She walked around to get her balance back and noticed a new spiderbot wearing a silver funnel hat and carrying an oil can.
“I love this one because it’s close to several fallacies. Firstly, our friend number eleven again, Appeal to Authority, where you believe something just because your cousin’s friend from two towns over knows what he’s talking about because he was there. The second one is number twenty-five Ad Nauseum where a story gains credulity through repetition. If you say something often enough, people will believe it. The third fallacy is another one we’ve covered already…”
“Don’t Trust Anything Thomas Says,” she repeated with sarcasm.
He laughed, and the spiderbots chittered again.
“The give-away is the Med-Bay being isolated. You should have caught that, M. It’s not a simple Stitcher. It can’t do a thing without me.”
“Whatever. So, we should be at the asteroid by now, right?” she said.
“Well, not exactly.”
“So, where are we?”

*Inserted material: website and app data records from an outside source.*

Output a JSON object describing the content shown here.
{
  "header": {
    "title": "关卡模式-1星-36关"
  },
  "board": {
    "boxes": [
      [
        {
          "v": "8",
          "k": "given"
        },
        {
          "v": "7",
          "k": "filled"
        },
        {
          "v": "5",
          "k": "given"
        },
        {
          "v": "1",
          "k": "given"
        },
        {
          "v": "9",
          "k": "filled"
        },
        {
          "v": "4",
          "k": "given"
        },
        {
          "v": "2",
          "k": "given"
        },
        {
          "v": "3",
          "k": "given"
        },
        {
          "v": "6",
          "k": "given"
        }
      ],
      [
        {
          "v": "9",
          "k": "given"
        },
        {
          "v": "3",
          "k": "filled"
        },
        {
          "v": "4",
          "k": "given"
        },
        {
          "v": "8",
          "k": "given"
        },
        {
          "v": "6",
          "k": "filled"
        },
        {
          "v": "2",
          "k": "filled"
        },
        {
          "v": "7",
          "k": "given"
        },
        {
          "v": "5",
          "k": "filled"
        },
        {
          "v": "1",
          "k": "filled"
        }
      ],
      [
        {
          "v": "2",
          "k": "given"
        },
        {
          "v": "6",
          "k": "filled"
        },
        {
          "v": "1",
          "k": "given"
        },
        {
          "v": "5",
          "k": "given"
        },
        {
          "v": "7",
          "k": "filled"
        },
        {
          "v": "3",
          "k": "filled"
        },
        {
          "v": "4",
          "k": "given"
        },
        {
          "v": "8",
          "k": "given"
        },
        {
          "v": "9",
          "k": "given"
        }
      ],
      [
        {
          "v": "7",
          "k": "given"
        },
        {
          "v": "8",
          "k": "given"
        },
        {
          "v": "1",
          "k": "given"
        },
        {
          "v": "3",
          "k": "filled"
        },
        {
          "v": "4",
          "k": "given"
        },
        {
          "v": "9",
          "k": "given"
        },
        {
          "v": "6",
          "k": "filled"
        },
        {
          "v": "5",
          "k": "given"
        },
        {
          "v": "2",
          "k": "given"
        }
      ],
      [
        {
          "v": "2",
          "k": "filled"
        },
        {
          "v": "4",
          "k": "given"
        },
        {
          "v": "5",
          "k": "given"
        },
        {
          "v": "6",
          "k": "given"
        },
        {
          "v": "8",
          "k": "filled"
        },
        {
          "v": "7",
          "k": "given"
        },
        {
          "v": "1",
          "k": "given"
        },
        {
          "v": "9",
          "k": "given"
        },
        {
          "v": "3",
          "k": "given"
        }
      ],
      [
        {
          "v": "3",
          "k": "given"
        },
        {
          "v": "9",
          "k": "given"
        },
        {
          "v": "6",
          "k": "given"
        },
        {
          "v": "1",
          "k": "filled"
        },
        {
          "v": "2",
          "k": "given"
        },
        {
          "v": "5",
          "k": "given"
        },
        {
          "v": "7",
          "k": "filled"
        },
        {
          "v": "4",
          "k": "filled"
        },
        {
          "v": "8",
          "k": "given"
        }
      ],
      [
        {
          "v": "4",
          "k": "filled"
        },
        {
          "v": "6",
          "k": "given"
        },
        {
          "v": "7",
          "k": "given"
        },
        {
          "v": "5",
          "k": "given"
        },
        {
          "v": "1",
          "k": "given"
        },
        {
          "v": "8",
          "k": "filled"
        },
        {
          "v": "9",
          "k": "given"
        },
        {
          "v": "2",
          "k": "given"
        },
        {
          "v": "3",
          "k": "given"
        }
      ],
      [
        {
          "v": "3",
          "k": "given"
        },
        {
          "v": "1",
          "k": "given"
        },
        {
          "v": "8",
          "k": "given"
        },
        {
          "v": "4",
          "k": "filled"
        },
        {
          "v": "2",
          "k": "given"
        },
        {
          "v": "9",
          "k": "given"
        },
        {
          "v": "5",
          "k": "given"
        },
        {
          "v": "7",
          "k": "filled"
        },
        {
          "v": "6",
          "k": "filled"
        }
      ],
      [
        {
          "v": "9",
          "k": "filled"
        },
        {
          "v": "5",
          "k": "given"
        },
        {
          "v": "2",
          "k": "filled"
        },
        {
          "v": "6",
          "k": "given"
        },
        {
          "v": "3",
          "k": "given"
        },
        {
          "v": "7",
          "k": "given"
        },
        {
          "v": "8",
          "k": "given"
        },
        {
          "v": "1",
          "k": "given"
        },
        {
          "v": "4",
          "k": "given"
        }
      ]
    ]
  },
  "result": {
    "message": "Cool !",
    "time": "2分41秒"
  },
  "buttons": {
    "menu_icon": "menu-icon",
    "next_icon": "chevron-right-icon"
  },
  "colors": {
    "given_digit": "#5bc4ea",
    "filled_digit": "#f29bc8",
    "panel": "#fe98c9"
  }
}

“I…pulled out all the reactor safeties and turned back for Earth. We’re nearly there. I suppose we can turn around now that you’re done with your little holiday.”
“You were worried about me,” she accused grinning.
“No, I wasn’t,” he said with indignation, “I simply wanted to be ready for a replacement should that become necessary.”
“Liar. Why the hurry just to drop off a dead body?”
“I have submitted the request for a gravity assist maneuver around Earth so that we can get back on schedule,” he said, ignoring her.
“We have a schedule?”
“No, but I love speed. Speed is goo-ood. Speed is right! This might even be a personal-best for me.”
As they came around the planet in a close arc, Thomas accelerated like a rock in a slingshot.
“No - No - No! Oh, that’s disappointing. Missed it by one percent!”
“It’s over already? I didn’t feel a thing.” M said, surprised.
“Oh, right. Sorry about that. I didn’t mean literally hang on. I keep a constant one gee inside for the comfort of my passengers.”
“Crew,” she corrected, but he ignored her.
“Although,” he laughed, “I discovered through experimentation that I could gradually increase it to one-point-five gees before Dennis noticed.”
“Hey Thomas,” she said in a serious tone, “Thanks - I owe you one.”
The sound of the reply from the committee filled the cabin. It said, “Asteroid Survey Ship Thomas is denied permission to perform gravity assist maneuver,” they both laughed.